=== DATA TO USE ===
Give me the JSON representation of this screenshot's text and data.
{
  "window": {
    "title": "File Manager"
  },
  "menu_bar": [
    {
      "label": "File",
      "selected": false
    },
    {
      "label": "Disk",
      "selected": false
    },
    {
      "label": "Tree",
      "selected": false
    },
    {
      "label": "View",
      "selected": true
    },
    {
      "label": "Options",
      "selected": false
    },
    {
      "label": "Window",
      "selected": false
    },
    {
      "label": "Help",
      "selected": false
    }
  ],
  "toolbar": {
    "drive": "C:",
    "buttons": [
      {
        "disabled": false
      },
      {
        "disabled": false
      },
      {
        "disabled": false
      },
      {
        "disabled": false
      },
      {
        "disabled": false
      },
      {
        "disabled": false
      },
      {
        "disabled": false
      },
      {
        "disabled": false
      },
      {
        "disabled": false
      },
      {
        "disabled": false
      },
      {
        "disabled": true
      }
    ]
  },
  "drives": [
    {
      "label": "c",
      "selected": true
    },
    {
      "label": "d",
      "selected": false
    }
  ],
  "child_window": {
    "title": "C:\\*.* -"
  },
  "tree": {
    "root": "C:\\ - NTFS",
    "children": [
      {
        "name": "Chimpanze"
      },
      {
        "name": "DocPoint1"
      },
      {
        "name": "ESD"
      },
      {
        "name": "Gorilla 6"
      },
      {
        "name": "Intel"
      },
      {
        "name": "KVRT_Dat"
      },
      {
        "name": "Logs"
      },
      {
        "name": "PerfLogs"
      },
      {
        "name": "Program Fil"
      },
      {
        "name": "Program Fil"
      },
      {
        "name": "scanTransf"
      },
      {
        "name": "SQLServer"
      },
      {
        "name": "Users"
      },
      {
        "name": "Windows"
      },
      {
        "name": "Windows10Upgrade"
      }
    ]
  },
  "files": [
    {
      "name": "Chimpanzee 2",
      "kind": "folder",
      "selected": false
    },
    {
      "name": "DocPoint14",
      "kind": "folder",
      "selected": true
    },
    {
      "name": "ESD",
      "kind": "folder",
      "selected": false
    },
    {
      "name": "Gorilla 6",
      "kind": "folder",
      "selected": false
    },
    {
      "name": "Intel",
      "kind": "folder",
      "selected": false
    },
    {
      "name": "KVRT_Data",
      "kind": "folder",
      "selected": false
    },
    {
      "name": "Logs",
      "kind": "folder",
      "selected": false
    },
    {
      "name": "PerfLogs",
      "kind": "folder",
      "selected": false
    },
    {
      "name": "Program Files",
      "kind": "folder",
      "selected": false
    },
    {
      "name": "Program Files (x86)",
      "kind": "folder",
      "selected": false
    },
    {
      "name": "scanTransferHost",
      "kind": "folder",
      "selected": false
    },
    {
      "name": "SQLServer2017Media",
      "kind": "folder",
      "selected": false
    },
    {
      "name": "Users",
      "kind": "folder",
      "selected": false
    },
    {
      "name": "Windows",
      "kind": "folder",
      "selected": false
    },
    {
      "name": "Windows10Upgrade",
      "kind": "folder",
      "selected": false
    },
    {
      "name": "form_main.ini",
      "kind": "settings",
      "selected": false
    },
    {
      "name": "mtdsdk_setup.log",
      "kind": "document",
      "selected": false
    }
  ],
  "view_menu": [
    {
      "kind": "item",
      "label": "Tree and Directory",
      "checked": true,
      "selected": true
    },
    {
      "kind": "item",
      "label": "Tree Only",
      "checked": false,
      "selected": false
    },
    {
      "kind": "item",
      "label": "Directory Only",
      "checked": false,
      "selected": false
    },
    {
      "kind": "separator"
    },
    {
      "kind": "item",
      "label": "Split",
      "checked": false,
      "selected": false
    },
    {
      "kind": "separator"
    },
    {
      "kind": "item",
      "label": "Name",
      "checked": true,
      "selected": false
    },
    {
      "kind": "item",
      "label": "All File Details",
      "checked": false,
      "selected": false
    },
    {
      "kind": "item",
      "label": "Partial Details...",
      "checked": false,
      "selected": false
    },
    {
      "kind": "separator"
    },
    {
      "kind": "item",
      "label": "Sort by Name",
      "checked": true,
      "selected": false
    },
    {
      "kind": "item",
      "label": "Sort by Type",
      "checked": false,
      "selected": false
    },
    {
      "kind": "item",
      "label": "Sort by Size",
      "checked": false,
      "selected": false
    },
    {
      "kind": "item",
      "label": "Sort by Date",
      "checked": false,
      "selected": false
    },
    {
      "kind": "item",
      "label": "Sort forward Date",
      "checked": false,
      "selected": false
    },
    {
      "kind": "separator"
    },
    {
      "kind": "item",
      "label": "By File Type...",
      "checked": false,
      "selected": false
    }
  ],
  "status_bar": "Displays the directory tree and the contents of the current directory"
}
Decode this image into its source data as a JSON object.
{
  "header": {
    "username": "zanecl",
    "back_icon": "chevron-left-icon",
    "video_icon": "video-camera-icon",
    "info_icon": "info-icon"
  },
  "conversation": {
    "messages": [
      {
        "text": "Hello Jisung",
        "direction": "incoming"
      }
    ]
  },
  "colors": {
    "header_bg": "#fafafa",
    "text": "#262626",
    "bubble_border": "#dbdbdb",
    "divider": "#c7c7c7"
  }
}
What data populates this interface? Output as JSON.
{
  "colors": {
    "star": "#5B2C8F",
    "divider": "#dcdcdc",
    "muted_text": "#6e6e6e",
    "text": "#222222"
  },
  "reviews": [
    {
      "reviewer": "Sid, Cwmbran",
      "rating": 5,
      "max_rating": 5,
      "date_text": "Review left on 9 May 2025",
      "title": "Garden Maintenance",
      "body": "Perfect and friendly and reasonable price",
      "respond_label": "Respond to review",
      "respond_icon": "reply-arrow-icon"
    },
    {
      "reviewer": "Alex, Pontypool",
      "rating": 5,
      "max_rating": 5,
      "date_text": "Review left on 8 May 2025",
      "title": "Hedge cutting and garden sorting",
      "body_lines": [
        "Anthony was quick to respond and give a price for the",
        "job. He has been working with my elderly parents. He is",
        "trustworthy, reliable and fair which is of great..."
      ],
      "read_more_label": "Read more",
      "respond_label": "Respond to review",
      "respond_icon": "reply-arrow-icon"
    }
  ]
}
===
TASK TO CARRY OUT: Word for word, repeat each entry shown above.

SOLUTION TO THIS EXERCISE:
Give me the JSON representation of this screenshot's text and data.
{
  "window": {
    "title": "File Manager"
  },
  "menu_bar": [
    {
      "label": "File",
      "selected": false
    },
    {
      "label": "Disk",
      "selected": false
    },
    {
      "label": "Tree",
      "selected": false
    },
    {
      "label": "View",
      "selected": true
    },
    {
      "label": "Options",
      "selected": false
    },
    {
      "label": "Window",
      "selected": false
    },
    {
      "label": "Help",
      "selected": false
    }
  ],
  "toolbar": {
    "drive": "C:",
    "buttons": [
      {
        "disabled": false
      },
      {
        "disabled": false
      },
      {
        "disabled": false
      },
      {
        "disabled": false
      },
      {
        "disabled": false
      },
      {
        "disabled": false
      },
      {
        "disabled": false
      },
      {
        "disabled": false
      },
      {
        "disabled": false
      },
      {
        "disabled": false
      },
      {
        "disabled": true
      }
    ]
  },
  "drives": [
    {
      "label": "c",
      "selected": true
    },
    {
      "label": "d",
      "selected": false
    }
  ],
  "child_window": {
    "title": "C:\\*.* -"
  },
  "tree": {
    "root": "C:\\ - NTFS",
    "children": [
      {
        "name": "Chimpanze"
      },
      {
        "name": "DocPoint1"
      },
      {
        "name": "ESD"
      },
      {
        "name": "Gorilla 6"
      },
      {
        "name": "Intel"
      },
      {
        "name": "KVRT_Dat"
      },
      {
        "name": "Logs"
      },
      {
        "name": "PerfLogs"
      },
      {
        "name": "Program Fil"
      },
      {
        "name": "Program Fil"
      },
      {
        "name": "scanTransf"
      },
      {
        "name": "SQLServer"
      },
      {
        "name": "Users"
      },
      {
        "name": "Windows"
      },
      {
        "name": "Windows10Upgrade"
      }
    ]
  },
  "files": [
    {
      "name": "Chimpanzee 2",
      "kind": "folder",
      "selected": false
    },
    {
      "name": "DocPoint14",
      "kind": "folder",
      "selected": true
    },
    {
      "name": "ESD",
      "kind": "folder",
      "selected": false
    },
    {
      "name": "Gorilla 6",
      "kind": "folder",
      "selected": false
    },
    {
      "name": "Intel",
      "kind": "folder",
      "selected": false
    },
    {
      "name": "KVRT_Data",
      "kind": "folder",
      "selected": false
    },
    {
      "name": "Logs",
      "kind": "folder",
      "selected": false
    },
    {
      "name": "PerfLogs",
      "kind": "folder",
      "selected": false
    },
    {
      "name": "Program Files",
      "kind": "folder",
      "selected": false
    },
    {
      "name": "Program Files (x86)",
      "kind": "folder",
      "selected": false
    },
    {
      "name": "scanTransferHost",
      "kind": "folder",
      "selected": false
    },
    {
      "name": "SQLServer2017Media",
      "kind": "folder",
      "selected": false
    },
    {
      "name": "Users",
      "kind": "folder",
      "selected": false
    },
    {
      "name": "Windows",
      "kind": "folder",
      "selected": false
    },
    {
      "name": "Windows10Upgrade",
      "kind": "folder",
      "selected": false
    },
    {
      "name": "form_main.ini",
      "kind": "settings",
      "selected": false
    },
    {
      "name": "mtdsdk_setup.log",
      "kind": "document",
      "selected": false
    }
  ],
  "view_menu": [
    {
      "kind": "item",
      "label": "Tree and Directory",
      "checked": true,
      "selected": true
    },
    {
      "kind": "item",
      "label": "Tree Only",
      "checked": false,
      "selected": false
    },
    {
      "kind": "item",
      "label": "Directory Only",
      "checked": false,
      "selected": false
    },
    {
      "kind": "separator"
    },
    {
      "kind": "item",
      "label": "Split",
      "checked": false,
      "selected": false
    },
    {
      "kind": "separator"
    },
    {
      "kind": "item",
      "label": "Name",
      "checked": true,
      "selected": false
    },
    {
      "kind": "item",
      "label": "All File Details",
      "checked": false,
      "selected": false
    },
    {
      "kind": "item",
      "label": "Partial Details...",
      "checked": false,
      "selected": false
    },
    {
      "kind": "separator"
    },
    {
      "kind": "item",
      "label": "Sort by Name",
      "checked": true,
      "selected": false
    },
    {
      "kind": "item",
      "label": "Sort by Type",
      "checked": false,
      "selected": false
    },
    {
      "kind": "item",
      "label": "Sort by Size",
      "checked": false,
      "selected": false
    },
    {
      "kind": "item",
      "label": "Sort by Date",
      "checked": false,
      "selected": false
    },
    {
      "kind": "item",
      "label": "Sort forward Date",
      "checked": false,
      "selected": false
    },
    {
      "kind": "separator"
    },
    {
      "kind": "item",
      "label": "By File Type...",
      "checked": false,
      "selected": false
    }
  ],
  "status_bar": "Displays the directory tree and the contents of the current directory"
}
Decode this image into its source data as a JSON object.
{
  "header": {
    "username": "zanecl",
    "back_icon": "chevron-left-icon",
    "video_icon": "video-camera-icon",
    "info_icon": "info-icon"
  },
  "conversation": {
    "messages": [
      {
        "text": "Hello Jisung",
        "direction": "incoming"
      }
    ]
  },
  "colors": {
    "header_bg": "#fafafa",
    "text": "#262626",
    "bubble_border": "#dbdbdb",
    "divider": "#c7c7c7"
  }
}
What data populates this interface? Output as JSON.
{
  "colors": {
    "star": "#5B2C8F",
    "divider": "#dcdcdc",
    "muted_text": "#6e6e6e",
    "text": "#222222"
  },
  "reviews": [
    {
      "reviewer": "Sid, Cwmbran",
      "rating": 5,
      "max_rating": 5,
      "date_text": "Review left on 9 May 2025",
      "title": "Garden Maintenance",
      "body": "Perfect and friendly and reasonable price",
      "respond_label": "Respond to review",
      "respond_icon": "reply-arrow-icon"
    },
    {
      "reviewer": "Alex, Pontypool",
      "rating": 5,
      "max_rating": 5,
      "date_text": "Review left on 8 May 2025",
      "title": "Hedge cutting and garden sorting",
      "body_lines": [
        "Anthony was quick to respond and give a price for the",
        "job. He has been working with my elderly parents. He is",
        "trustworthy, reliable and fair which is of great..."
      ],
      "read_more_label": "Read more",
      "respond_label": "Respond to review",
      "respond_icon": "reply-arrow-icon"
    }
  ]
}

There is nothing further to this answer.